Where the word "Product" occurs in a line of the data, return the whole line.
START Data records
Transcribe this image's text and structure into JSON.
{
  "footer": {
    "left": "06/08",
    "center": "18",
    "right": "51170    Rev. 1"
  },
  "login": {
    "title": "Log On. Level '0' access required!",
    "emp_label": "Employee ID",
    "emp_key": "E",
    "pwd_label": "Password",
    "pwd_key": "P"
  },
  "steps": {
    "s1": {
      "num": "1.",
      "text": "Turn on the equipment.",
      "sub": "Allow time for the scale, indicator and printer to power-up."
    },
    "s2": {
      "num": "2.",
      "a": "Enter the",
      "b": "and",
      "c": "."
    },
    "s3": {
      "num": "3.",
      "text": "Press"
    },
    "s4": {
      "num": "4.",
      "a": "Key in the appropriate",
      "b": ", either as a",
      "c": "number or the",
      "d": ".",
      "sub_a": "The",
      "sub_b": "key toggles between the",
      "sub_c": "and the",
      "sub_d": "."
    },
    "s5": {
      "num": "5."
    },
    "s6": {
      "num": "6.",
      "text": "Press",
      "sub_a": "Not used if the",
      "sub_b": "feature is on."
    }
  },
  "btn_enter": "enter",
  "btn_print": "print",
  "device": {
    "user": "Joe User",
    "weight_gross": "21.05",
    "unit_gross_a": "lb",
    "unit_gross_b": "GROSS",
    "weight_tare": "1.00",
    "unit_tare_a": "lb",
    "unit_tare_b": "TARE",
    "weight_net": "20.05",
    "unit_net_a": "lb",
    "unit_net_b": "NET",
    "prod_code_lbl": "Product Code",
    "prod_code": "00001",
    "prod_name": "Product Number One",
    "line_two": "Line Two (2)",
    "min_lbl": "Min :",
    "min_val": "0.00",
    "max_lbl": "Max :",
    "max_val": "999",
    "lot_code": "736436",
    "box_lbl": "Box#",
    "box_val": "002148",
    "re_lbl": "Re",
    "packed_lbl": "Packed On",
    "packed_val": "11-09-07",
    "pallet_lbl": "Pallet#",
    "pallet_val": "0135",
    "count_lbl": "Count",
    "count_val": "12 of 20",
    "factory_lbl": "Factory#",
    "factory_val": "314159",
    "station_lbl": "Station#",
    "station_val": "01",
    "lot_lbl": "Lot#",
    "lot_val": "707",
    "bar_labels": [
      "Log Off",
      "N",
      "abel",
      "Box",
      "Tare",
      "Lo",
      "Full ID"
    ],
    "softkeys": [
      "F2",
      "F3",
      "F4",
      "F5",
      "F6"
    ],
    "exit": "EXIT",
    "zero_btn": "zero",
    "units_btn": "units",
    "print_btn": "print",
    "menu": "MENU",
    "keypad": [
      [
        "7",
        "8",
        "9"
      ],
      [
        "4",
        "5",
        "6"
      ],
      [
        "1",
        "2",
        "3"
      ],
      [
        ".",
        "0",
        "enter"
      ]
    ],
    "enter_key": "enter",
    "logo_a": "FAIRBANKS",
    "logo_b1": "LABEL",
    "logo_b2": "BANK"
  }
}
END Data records
◆ **Exercise solution**:
    "prod_code_lbl": "Product Code",
    "prod_name": "Product Number One",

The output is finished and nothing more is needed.